SOURCE DATA>
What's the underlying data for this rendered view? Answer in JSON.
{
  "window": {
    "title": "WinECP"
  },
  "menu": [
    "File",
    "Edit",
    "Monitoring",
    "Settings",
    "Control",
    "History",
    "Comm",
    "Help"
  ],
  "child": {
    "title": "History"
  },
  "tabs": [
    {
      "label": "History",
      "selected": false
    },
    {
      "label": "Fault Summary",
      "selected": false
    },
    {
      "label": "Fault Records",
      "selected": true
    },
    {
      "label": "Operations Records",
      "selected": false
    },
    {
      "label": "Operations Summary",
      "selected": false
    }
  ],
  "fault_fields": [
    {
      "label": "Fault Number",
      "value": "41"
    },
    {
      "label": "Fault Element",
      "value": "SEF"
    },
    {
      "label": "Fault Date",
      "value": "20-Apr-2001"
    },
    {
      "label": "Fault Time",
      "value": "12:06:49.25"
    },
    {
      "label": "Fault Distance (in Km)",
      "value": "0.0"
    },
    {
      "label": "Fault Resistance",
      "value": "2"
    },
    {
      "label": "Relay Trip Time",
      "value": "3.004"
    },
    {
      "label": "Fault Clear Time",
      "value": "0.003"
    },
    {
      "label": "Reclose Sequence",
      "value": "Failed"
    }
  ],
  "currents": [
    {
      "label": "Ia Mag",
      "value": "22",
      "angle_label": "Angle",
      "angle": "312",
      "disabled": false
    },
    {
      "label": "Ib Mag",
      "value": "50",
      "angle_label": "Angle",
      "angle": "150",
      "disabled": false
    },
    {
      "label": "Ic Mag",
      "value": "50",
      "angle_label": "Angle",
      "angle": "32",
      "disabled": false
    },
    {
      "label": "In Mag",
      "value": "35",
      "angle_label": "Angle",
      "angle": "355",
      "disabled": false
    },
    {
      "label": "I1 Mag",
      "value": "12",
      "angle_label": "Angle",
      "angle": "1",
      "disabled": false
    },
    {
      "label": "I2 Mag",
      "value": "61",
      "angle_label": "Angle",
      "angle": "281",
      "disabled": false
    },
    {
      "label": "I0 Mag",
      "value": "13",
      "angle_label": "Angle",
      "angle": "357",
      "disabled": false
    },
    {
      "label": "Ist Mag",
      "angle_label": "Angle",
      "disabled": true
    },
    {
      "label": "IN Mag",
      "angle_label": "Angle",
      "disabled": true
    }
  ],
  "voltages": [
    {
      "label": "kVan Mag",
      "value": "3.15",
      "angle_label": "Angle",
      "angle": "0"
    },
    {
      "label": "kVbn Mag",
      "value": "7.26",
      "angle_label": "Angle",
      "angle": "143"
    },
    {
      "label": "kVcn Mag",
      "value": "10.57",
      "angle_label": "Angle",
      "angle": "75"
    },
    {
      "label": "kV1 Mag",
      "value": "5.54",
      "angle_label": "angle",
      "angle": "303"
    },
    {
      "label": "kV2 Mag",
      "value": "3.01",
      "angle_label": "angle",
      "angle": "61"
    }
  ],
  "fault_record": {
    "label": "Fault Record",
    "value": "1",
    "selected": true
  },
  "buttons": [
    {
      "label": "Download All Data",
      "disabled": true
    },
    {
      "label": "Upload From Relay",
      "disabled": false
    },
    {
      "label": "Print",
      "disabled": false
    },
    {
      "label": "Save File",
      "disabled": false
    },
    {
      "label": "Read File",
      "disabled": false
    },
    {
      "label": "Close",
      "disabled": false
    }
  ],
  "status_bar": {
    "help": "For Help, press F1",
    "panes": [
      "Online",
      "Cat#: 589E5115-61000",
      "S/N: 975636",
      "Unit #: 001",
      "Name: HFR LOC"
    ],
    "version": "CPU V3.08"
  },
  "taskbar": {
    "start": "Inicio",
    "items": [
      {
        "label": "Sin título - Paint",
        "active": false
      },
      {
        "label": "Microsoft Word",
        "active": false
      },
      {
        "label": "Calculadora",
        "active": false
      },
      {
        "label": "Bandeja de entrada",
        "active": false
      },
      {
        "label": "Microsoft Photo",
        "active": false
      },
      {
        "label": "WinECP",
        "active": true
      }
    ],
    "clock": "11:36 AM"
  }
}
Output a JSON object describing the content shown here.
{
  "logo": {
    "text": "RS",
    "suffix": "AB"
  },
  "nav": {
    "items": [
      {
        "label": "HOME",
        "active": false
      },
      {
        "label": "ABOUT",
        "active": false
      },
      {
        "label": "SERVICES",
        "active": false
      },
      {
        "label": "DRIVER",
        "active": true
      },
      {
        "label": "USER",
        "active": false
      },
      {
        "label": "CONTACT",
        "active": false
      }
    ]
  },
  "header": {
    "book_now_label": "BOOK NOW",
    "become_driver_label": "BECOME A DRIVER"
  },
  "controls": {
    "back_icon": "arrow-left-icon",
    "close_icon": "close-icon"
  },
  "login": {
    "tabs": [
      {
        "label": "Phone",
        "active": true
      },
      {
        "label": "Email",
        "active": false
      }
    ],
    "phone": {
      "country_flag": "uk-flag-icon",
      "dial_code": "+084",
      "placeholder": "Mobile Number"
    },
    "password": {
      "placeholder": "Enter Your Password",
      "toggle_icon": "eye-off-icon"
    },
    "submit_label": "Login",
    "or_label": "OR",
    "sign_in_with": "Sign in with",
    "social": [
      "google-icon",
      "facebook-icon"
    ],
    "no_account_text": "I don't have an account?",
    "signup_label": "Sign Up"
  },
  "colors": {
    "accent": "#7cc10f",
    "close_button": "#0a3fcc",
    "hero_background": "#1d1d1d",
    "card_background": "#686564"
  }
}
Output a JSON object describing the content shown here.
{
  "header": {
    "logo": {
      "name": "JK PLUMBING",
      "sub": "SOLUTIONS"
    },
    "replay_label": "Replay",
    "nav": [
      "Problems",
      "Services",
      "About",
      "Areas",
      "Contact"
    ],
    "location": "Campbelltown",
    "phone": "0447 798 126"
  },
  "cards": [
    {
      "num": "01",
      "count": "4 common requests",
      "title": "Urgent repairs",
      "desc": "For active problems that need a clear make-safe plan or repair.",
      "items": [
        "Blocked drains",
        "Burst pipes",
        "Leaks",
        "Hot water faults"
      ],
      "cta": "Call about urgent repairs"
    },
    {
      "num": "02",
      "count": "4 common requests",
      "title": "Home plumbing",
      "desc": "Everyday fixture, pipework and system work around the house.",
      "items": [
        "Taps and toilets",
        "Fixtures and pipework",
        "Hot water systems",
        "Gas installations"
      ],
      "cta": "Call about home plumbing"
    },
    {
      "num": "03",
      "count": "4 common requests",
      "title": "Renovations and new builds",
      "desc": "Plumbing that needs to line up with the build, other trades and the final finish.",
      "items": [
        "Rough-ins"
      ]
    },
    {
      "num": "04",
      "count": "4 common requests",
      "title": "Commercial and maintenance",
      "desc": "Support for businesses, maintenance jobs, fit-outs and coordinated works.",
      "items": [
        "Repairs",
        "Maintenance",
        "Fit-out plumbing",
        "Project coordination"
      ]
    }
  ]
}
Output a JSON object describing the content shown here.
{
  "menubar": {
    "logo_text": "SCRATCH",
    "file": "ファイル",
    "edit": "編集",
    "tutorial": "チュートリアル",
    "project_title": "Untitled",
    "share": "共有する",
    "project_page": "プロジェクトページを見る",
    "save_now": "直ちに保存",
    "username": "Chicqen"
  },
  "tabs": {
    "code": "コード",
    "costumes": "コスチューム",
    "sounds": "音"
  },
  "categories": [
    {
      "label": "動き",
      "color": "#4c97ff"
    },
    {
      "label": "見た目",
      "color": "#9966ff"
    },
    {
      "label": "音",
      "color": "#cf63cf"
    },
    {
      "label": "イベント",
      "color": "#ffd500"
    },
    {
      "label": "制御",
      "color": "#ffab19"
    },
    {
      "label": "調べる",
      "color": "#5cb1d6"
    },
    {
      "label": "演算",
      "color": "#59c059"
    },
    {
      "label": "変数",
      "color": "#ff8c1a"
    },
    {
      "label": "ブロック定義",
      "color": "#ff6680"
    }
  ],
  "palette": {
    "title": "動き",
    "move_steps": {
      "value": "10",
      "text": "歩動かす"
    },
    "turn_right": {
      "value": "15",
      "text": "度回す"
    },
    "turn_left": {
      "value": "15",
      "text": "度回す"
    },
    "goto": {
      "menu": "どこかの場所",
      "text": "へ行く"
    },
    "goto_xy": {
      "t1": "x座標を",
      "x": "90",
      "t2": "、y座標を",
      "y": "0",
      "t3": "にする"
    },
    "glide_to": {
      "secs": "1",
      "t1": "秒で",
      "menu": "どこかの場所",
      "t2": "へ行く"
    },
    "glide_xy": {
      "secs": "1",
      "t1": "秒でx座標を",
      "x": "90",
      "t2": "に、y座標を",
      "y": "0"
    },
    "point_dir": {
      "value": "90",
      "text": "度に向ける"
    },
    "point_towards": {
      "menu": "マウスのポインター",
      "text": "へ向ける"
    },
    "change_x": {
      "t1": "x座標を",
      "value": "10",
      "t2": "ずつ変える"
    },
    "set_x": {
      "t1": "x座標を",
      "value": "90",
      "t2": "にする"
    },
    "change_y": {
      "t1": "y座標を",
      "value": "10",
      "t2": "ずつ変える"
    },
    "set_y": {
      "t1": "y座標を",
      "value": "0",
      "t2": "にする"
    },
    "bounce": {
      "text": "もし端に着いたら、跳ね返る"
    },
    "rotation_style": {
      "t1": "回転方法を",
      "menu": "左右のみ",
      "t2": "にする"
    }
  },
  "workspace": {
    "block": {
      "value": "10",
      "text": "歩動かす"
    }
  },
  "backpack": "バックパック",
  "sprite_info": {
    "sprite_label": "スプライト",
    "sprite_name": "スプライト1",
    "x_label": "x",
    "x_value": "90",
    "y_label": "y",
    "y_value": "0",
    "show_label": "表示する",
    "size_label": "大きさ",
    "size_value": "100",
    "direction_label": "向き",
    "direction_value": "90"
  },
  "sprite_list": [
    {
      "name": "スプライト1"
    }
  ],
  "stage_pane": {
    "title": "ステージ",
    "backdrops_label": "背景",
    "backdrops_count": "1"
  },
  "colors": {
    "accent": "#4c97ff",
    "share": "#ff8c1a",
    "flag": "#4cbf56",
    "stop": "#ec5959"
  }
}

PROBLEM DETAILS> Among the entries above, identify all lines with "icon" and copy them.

TASK RESPONSE>
    "back_icon": "arrow-left-icon",
    "close_icon": "close-icon"
      "country_flag": "uk-flag-icon",
      "toggle_icon": "eye-off-icon"
      "google-icon",
      "facebook-icon"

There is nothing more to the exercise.